TASK INPUT:
◇ ◇ ◇

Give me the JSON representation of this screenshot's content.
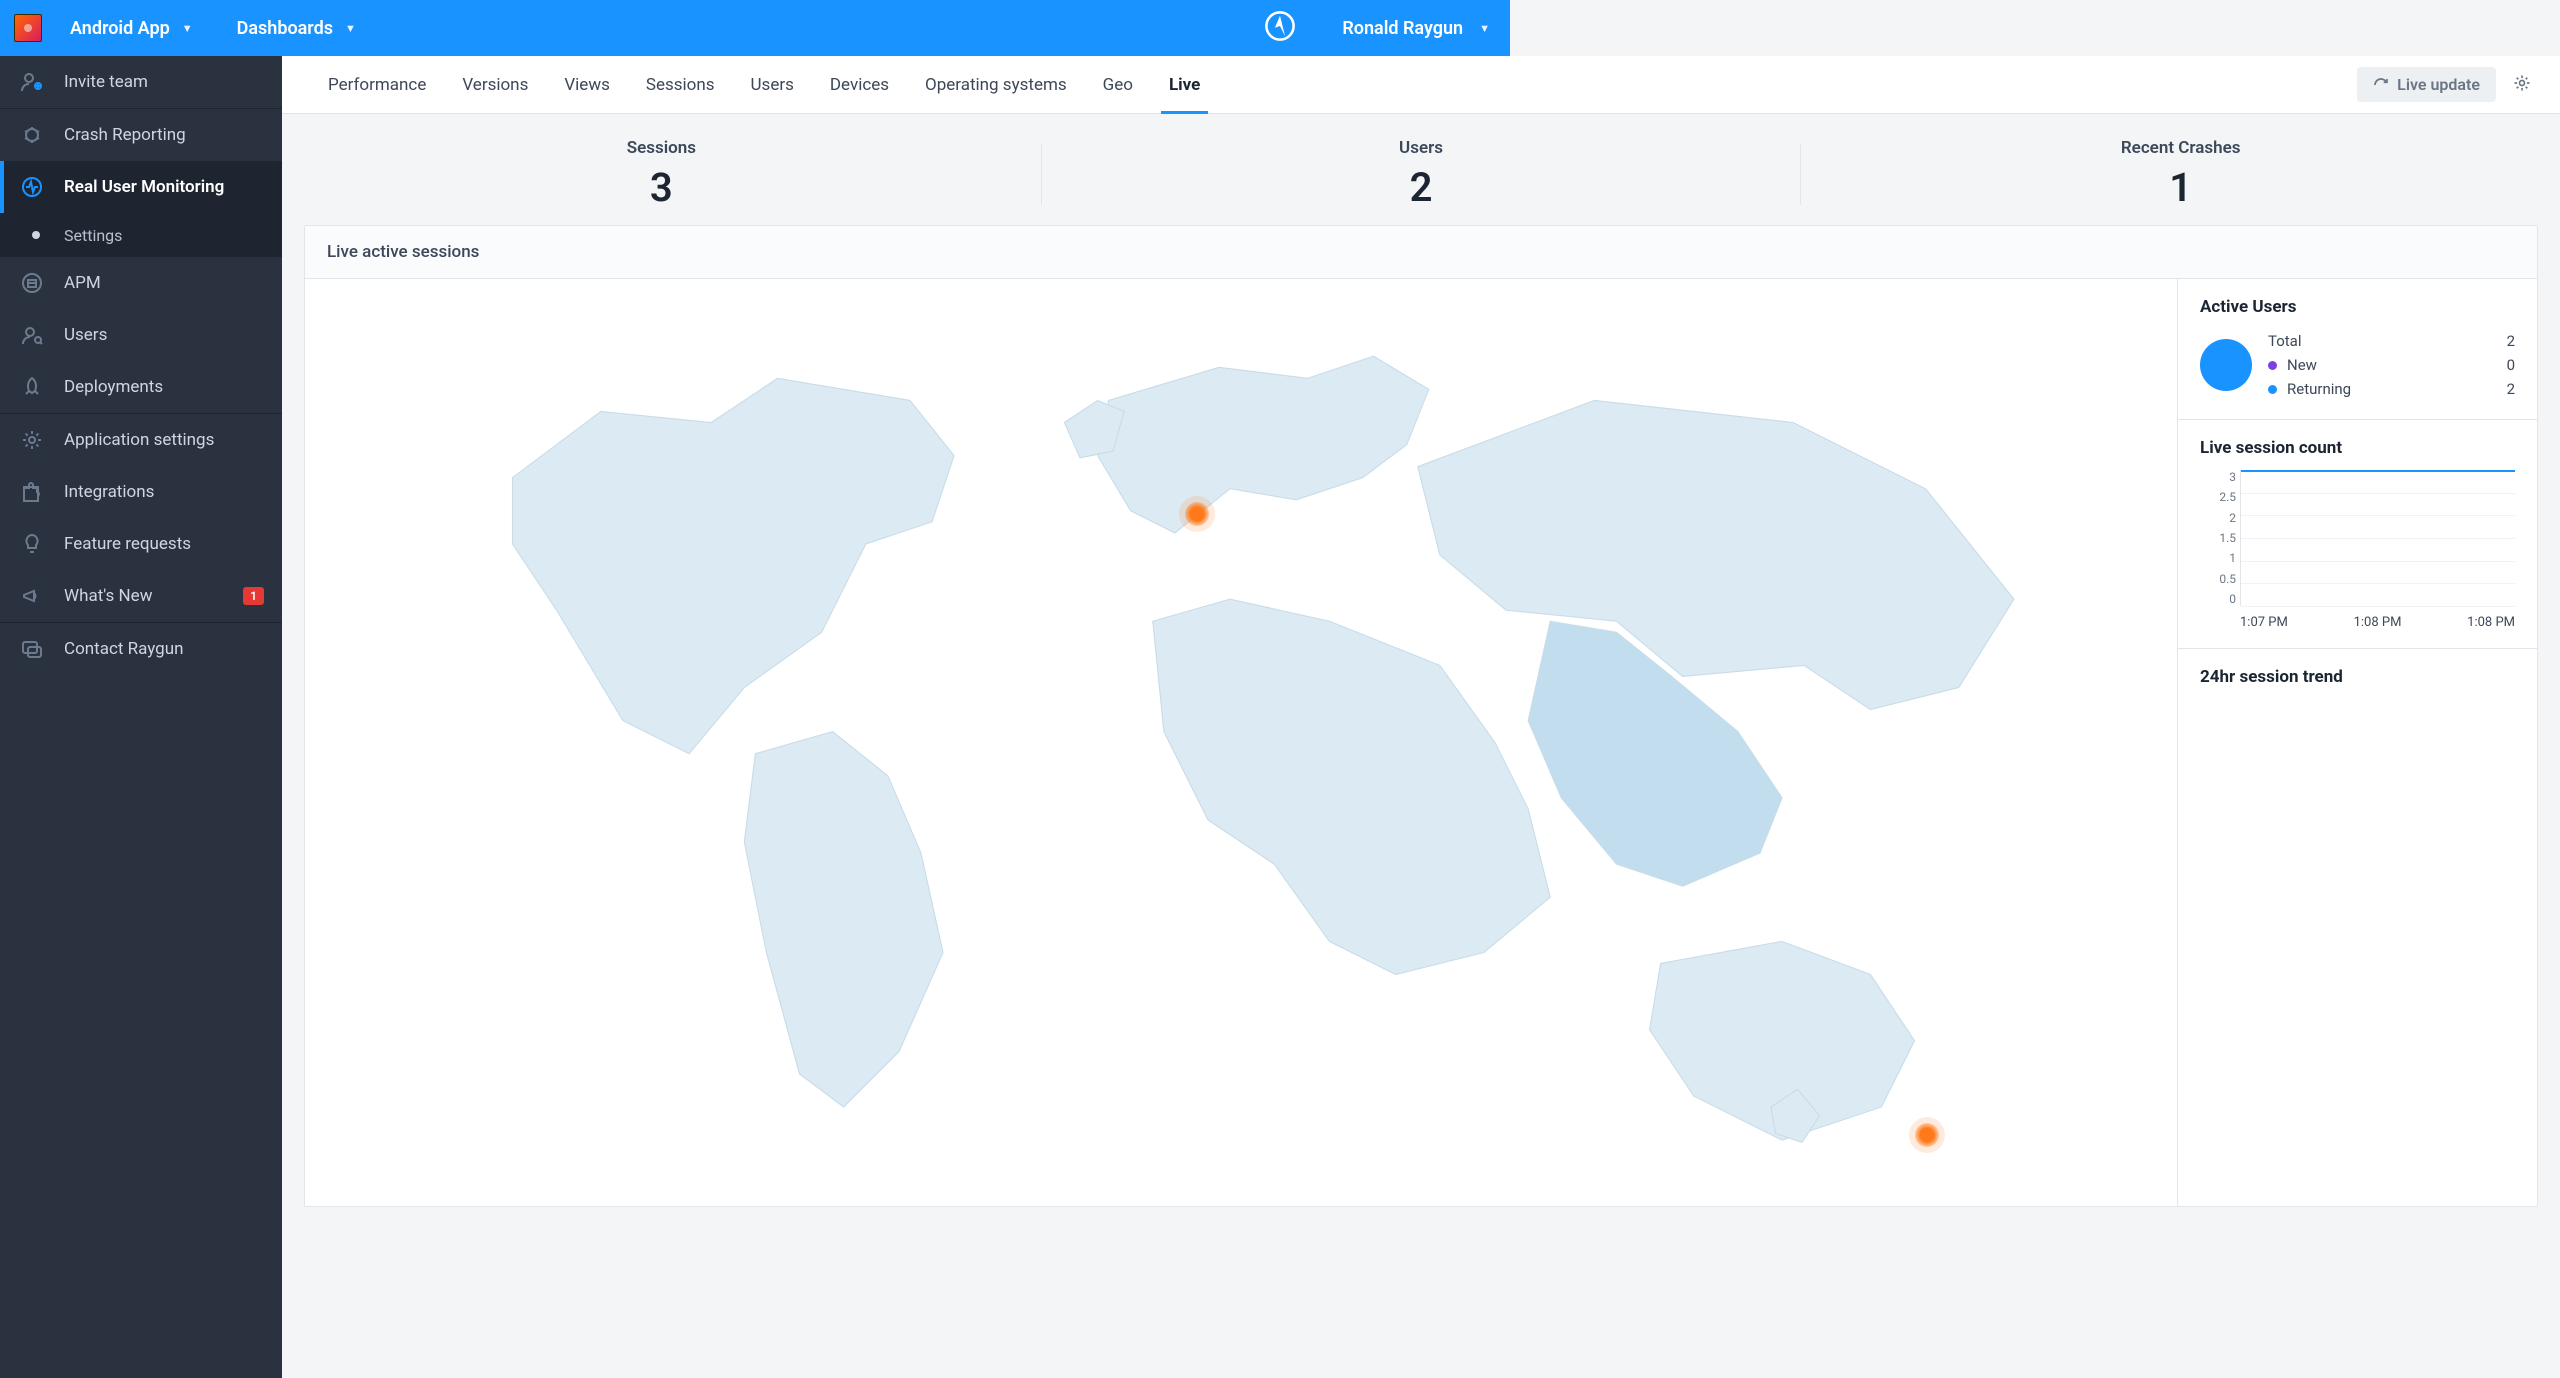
{
  "topbar": {
    "app_name": "Android App",
    "dashboards": "Dashboards",
    "user_name": "Ronald Raygun"
  },
  "sidebar": {
    "invite_team": "Invite team",
    "crash_reporting": "Crash Reporting",
    "rum": "Real User Monitoring",
    "rum_settings_sub": "Settings",
    "apm": "APM",
    "users": "Users",
    "deployments": "Deployments",
    "app_settings": "Application settings",
    "integrations": "Integrations",
    "feature_requests": "Feature requests",
    "whats_new": "What's New",
    "whats_new_badge": "1",
    "contact": "Contact Raygun"
  },
  "tabs": {
    "performance": "Performance",
    "versions": "Versions",
    "views": "Views",
    "sessions": "Sessions",
    "users": "Users",
    "devices": "Devices",
    "os": "Operating systems",
    "geo": "Geo",
    "live": "Live"
  },
  "live_update_label": "Live update",
  "kpis": {
    "sessions_label": "Sessions",
    "sessions_value": "3",
    "users_label": "Users",
    "users_value": "2",
    "crashes_label": "Recent Crashes",
    "crashes_value": "1"
  },
  "panel_title": "Live active sessions",
  "active_users": {
    "title": "Active Users",
    "total_label": "Total",
    "total_value": "2",
    "new_label": "New",
    "new_value": "0",
    "returning_label": "Returning",
    "returning_value": "2"
  },
  "session_count": {
    "title": "Live session count",
    "yticks": [
      "3",
      "2.5",
      "2",
      "1.5",
      "1",
      "0.5",
      "0"
    ],
    "xticks": [
      "1:07 PM",
      "1:08 PM",
      "1:08 PM"
    ]
  },
  "trend_title": "24hr session trend",
  "chart_data": {
    "type": "line",
    "title": "Live session count",
    "x": [
      "1:07 PM",
      "1:08 PM",
      "1:08 PM"
    ],
    "series": [
      {
        "name": "sessions",
        "values": [
          3,
          3,
          3
        ]
      }
    ],
    "xlabel": "",
    "ylabel": "",
    "ylim": [
      0,
      3
    ]
  },
  "colors": {
    "brand": "#1993ff",
    "new_dot": "#7b3fe4",
    "returning_dot": "#1993ff"
  }
}
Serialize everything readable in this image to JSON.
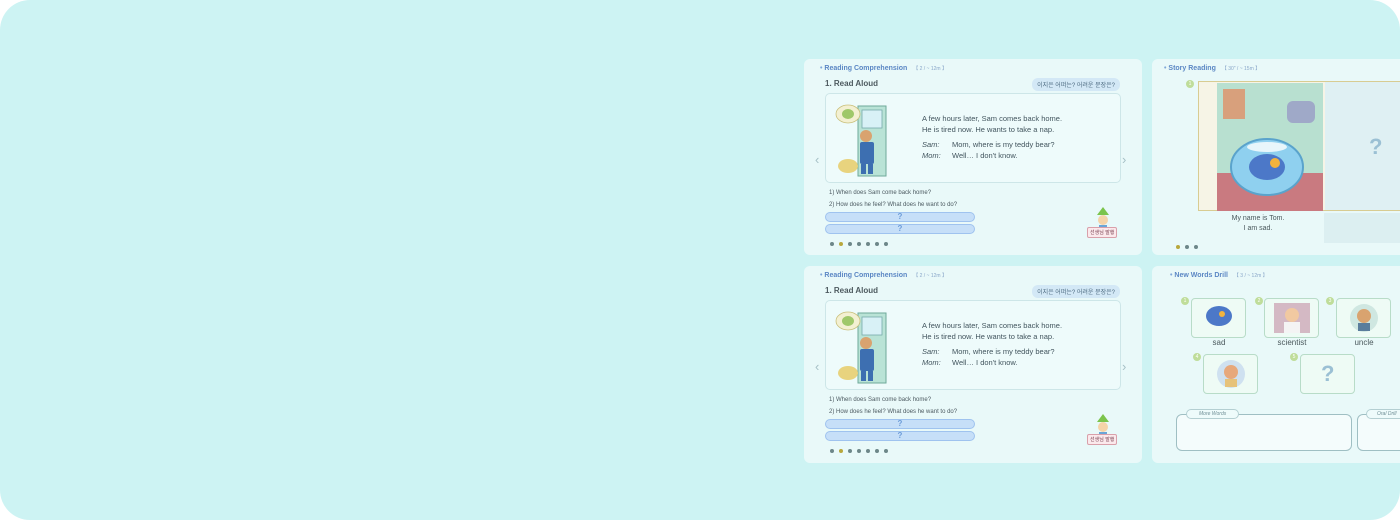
{
  "cards": [
    {
      "header": "Reading Comprehension",
      "header_mini": "【 2 / ~ 12m 】",
      "section": "1. Read Aloud",
      "pill": "이지은 어떠는? 어려운 문장은?",
      "lines": [
        "A few hours later, Sam comes back home.",
        "He is tired now. He wants to take a nap."
      ],
      "dialog": [
        {
          "speaker": "Sam:",
          "text": "Mom, where is my teddy bear?"
        },
        {
          "speaker": "Mom:",
          "text": "Well… I don't know."
        }
      ],
      "questions": [
        "1) When does Sam come back home?",
        "2) How does he feel? What does he want to do?"
      ],
      "answers": [
        "?",
        "?"
      ],
      "teacher_label": "선생님 발행"
    },
    {
      "header": "Reading Comprehension",
      "header_mini": "【 2 / ~ 12m 】",
      "section": "1. Read Aloud",
      "pill": "이지은 어떠는? 어려운 문장은?",
      "lines": [
        "A few hours later, Sam comes back home.",
        "He is tired now. He wants to take a nap."
      ],
      "dialog": [
        {
          "speaker": "Sam:",
          "text": "Mom, where is my teddy bear?"
        },
        {
          "speaker": "Mom:",
          "text": "Well… I don't know."
        }
      ],
      "questions": [
        "1) When does Sam come back home?",
        "2) How does he feel? What does he want to do?"
      ],
      "answers": [
        "?",
        "?"
      ],
      "teacher_label": "선생님 발행"
    }
  ],
  "story": {
    "header": "Story Reading",
    "header_mini": "【 30\" / ~ 15m 】",
    "caption": [
      "My name is Tom.",
      "I am sad."
    ],
    "page_num": "1",
    "mystery": "?"
  },
  "drill": {
    "header": "New Words Drill",
    "header_mini": "【 3 / ~ 12m 】",
    "words": [
      "sad",
      "scientist",
      "uncle"
    ],
    "word_nums": [
      "1",
      "2",
      "3",
      "4",
      "5"
    ],
    "mystery": "?",
    "more_words": "More Words",
    "oral_drill": "Oral Drill"
  }
}
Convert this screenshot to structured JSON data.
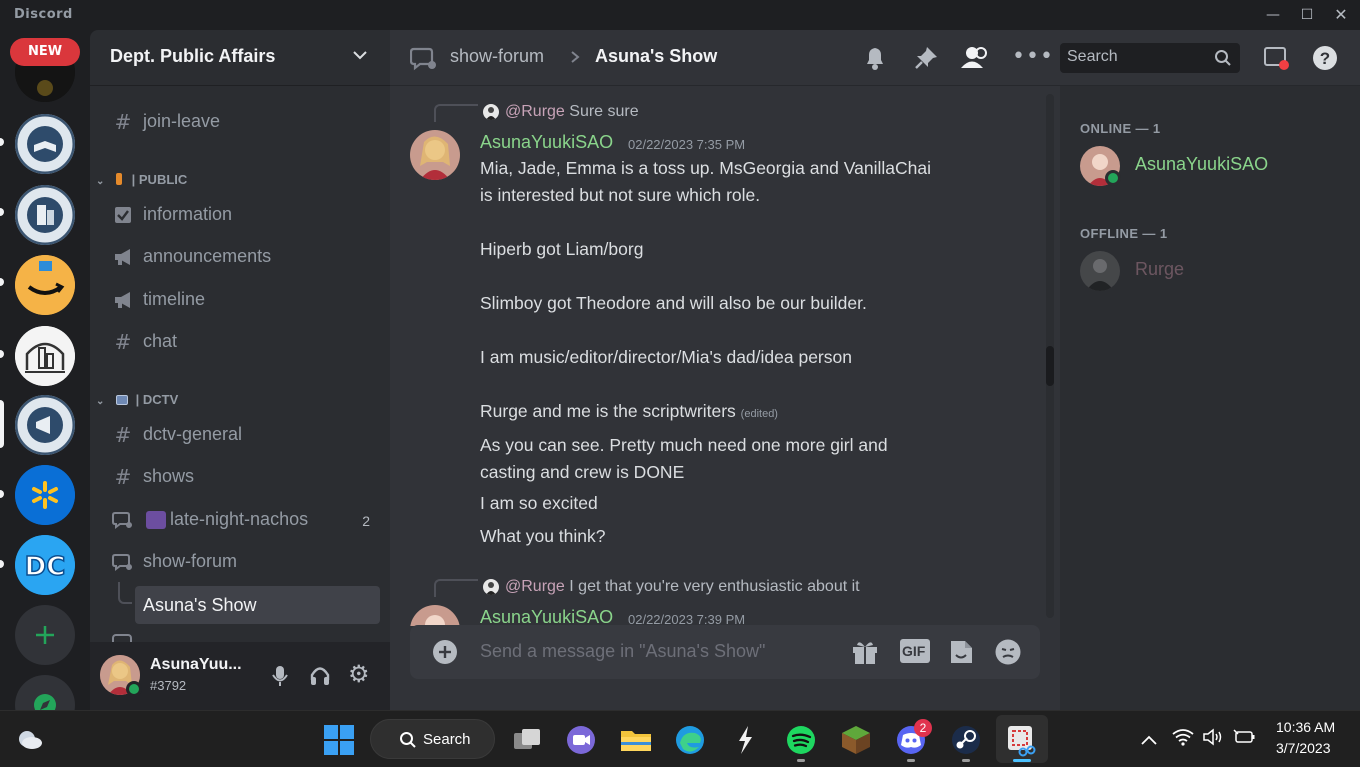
{
  "app": {
    "brand": "Discord",
    "new_badge": "NEW"
  },
  "server": {
    "name": "Dept. Public Affairs"
  },
  "channels": {
    "top": [
      {
        "icon": "hash",
        "label": "join-leave"
      }
    ],
    "categories": [
      {
        "label": "| PUBLIC",
        "items": [
          {
            "icon": "checkbox",
            "label": "information"
          },
          {
            "icon": "megaphone",
            "label": "announcements"
          },
          {
            "icon": "megaphone",
            "label": "timeline"
          },
          {
            "icon": "hash",
            "label": "chat"
          }
        ]
      },
      {
        "label": "| DCTV",
        "items": [
          {
            "icon": "hash-thread",
            "label": "dctv-general"
          },
          {
            "icon": "hash-thread",
            "label": "shows"
          },
          {
            "icon": "forum",
            "label": "late-night-nachos",
            "badge": "2"
          },
          {
            "icon": "forum",
            "label": "show-forum"
          }
        ]
      }
    ],
    "active_thread": "Asuna's Show"
  },
  "user_panel": {
    "name": "AsunaYuu...",
    "tag": "#3792"
  },
  "header": {
    "parent": "show-forum",
    "separator": ">",
    "thread": "Asuna's Show",
    "search_placeholder": "Search"
  },
  "messages": [
    {
      "reply_to": "@Rurge",
      "reply_text": "Sure sure",
      "author": "AsunaYuukiSAO",
      "timestamp": "02/22/2023 7:35 PM",
      "lines": [
        "Mia, Jade, Emma is a toss up. MsGeorgia and VanillaChai",
        "is interested but not sure which role.",
        "",
        "Hiperb got Liam/borg",
        "",
        "Slimboy got Theodore and will also be our builder.",
        "",
        "I am music/editor/director/Mia's dad/idea person",
        "",
        "Rurge and me is the scriptwriters"
      ],
      "edited": "(edited)",
      "followups": [
        "As you can see. Pretty much need one more girl and",
        "casting and crew is DONE",
        "I am so excited",
        "What you think?"
      ]
    },
    {
      "reply_to": "@Rurge",
      "reply_text": "I get that you're very enthusiastic about it",
      "author": "AsunaYuukiSAO",
      "timestamp": "02/22/2023 7:39 PM"
    }
  ],
  "composer": {
    "placeholder": "Send a message in \"Asuna's Show\"",
    "gif": "GIF"
  },
  "members": {
    "online_header": "ONLINE — 1",
    "online": [
      {
        "name": "AsunaYuukiSAO"
      }
    ],
    "offline_header": "OFFLINE — 1",
    "offline": [
      {
        "name": "Rurge"
      }
    ]
  },
  "taskbar": {
    "search_label": "Search",
    "discord_badge": "2",
    "time": "10:36 AM",
    "date": "3/7/2023"
  },
  "colors": {
    "accent_green": "#8ad48b",
    "online": "#23a55a",
    "link": "#b5bac1",
    "new_red": "#da373c"
  }
}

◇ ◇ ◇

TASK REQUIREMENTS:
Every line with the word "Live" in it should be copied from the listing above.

THE COMPLETED TASK:
    "live": "Live"
  "live_update_label": "Live update",
  "panel_title": "Live active sessions",
    "title": "Live session count",
    "title": "Live session count",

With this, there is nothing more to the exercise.